* YOUR ASSIGNMENT *
Read the data below line by line and state how many lines hold "chest". Nothing else belongs in the answer.

* DATA PROVIDED *
╔══

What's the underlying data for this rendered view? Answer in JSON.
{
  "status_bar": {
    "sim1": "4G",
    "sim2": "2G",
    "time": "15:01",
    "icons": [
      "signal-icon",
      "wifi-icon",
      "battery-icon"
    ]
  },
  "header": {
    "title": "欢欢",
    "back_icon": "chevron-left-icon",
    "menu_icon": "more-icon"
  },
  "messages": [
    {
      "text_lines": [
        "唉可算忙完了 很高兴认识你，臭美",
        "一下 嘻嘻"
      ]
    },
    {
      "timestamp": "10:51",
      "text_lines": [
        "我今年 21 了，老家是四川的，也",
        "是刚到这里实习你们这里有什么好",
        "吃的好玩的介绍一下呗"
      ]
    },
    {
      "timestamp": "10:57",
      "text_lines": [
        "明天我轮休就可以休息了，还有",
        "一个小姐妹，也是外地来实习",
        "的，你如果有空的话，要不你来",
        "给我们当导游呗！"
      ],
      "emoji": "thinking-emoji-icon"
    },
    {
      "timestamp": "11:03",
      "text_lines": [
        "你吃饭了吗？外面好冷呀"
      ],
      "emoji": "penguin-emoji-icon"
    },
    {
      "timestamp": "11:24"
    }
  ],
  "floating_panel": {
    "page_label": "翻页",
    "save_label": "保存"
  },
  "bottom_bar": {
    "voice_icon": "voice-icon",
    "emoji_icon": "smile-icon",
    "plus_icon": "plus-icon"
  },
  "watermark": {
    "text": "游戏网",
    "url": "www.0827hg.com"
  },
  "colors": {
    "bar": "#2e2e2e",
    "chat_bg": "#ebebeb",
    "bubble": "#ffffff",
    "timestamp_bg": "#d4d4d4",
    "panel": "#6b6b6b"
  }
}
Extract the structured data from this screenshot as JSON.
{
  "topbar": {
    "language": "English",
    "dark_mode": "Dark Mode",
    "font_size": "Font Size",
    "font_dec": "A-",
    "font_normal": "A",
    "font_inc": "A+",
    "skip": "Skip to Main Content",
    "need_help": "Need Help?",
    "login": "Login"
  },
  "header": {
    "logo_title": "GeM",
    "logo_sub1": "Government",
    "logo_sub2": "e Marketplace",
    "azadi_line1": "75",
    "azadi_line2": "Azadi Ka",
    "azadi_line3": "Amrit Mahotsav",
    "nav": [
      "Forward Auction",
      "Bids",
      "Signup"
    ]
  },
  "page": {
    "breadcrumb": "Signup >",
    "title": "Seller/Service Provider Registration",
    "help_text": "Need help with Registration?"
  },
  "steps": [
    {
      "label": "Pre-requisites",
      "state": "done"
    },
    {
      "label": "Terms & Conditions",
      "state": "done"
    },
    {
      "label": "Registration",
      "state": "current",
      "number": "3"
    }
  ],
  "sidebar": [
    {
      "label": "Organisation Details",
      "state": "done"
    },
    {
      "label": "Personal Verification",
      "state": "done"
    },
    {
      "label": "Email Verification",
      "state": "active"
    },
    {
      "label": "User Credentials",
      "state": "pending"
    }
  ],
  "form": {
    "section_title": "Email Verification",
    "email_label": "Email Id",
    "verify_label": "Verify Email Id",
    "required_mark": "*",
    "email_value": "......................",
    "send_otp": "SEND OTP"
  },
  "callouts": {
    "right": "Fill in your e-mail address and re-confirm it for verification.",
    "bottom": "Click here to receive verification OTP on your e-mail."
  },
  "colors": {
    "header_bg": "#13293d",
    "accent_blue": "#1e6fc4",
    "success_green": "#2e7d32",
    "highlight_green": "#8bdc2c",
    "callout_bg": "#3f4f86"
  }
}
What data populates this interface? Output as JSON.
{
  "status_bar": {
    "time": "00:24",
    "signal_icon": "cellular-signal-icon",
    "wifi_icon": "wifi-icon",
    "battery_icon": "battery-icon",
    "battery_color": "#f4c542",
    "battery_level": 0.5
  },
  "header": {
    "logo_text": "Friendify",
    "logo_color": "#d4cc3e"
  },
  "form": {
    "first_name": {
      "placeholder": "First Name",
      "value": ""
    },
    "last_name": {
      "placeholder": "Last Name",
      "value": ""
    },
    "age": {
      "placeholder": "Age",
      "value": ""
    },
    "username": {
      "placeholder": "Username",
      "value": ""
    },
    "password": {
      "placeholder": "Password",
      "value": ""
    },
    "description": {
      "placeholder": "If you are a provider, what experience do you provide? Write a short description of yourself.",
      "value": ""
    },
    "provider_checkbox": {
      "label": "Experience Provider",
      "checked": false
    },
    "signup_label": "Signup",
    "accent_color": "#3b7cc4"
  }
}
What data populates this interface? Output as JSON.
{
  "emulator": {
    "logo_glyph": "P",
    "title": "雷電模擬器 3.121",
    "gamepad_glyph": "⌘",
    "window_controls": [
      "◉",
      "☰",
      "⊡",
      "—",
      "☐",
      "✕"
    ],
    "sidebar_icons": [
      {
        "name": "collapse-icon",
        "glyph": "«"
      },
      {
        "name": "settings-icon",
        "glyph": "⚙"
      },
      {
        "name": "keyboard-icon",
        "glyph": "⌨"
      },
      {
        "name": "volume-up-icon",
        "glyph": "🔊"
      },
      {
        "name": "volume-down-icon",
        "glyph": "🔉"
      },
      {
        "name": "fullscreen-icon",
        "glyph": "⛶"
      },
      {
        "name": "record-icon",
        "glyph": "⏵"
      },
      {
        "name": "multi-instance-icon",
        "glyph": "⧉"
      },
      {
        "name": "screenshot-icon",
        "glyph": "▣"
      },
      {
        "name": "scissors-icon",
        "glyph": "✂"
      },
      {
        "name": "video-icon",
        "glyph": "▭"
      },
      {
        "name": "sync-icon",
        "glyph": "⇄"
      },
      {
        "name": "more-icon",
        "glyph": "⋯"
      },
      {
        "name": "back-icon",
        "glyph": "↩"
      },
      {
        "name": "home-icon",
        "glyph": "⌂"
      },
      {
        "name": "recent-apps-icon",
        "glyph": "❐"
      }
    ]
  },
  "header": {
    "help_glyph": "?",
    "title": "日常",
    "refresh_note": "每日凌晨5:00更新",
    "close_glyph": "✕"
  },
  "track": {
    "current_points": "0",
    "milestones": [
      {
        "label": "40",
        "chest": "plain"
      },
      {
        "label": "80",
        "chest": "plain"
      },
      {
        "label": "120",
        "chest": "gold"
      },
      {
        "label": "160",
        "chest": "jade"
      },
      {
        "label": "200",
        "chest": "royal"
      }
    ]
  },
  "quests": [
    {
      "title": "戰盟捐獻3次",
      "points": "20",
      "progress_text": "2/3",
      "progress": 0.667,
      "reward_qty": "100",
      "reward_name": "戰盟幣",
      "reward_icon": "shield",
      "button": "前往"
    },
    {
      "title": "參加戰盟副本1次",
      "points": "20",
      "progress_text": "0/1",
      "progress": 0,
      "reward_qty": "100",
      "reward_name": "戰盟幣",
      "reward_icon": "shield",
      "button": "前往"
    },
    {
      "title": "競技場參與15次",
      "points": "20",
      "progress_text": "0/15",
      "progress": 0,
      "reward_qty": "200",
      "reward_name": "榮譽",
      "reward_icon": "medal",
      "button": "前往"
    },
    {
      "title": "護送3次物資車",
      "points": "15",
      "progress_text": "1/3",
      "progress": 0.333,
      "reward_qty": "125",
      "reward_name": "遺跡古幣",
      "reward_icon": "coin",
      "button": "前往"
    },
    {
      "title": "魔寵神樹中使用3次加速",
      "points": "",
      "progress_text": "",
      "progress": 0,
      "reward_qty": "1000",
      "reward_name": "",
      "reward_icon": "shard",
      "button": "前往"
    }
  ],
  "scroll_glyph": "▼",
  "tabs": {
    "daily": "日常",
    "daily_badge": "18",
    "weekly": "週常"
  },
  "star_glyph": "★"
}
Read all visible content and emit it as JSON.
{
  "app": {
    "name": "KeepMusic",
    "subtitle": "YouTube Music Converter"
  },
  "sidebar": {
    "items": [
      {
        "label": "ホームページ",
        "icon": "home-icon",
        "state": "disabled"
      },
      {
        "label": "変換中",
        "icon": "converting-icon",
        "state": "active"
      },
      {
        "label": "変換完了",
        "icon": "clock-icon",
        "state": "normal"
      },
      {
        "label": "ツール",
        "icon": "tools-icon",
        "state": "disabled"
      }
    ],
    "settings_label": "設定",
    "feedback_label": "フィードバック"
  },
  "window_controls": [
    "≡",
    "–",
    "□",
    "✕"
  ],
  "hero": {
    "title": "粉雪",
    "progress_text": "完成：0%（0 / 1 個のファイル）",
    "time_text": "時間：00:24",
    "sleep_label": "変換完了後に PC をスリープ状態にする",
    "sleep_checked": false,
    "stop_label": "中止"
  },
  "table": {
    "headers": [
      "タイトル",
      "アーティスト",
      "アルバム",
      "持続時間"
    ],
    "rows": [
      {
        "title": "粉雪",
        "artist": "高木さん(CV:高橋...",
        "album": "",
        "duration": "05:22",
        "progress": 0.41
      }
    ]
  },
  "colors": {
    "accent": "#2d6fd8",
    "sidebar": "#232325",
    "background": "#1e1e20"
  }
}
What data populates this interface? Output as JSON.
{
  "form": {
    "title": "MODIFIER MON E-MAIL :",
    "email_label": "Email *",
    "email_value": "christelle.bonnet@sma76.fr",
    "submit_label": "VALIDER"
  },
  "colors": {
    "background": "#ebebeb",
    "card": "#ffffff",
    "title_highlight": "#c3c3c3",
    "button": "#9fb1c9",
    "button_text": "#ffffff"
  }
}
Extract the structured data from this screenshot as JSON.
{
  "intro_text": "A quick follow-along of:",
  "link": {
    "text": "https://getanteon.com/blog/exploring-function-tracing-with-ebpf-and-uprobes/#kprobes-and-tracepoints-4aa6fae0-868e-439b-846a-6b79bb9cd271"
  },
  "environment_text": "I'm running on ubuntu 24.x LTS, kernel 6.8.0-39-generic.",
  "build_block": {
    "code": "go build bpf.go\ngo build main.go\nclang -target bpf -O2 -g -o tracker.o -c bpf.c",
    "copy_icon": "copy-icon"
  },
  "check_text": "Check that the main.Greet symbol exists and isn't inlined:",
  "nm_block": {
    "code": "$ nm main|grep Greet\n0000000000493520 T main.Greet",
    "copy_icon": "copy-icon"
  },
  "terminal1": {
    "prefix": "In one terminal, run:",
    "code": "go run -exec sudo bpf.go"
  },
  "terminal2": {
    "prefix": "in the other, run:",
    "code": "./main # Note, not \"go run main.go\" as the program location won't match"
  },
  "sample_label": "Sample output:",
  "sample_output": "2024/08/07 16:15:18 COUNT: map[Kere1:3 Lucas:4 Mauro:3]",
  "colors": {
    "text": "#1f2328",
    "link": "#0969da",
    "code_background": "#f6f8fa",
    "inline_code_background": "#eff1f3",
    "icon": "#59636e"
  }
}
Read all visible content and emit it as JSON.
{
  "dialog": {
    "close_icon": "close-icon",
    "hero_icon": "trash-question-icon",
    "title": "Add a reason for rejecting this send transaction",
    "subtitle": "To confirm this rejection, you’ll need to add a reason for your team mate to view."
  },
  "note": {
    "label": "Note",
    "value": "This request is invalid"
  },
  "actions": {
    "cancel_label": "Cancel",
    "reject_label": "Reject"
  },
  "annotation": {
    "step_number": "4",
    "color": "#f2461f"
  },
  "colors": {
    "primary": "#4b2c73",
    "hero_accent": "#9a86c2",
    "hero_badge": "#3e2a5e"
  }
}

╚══

* TASK OUTPUT *
5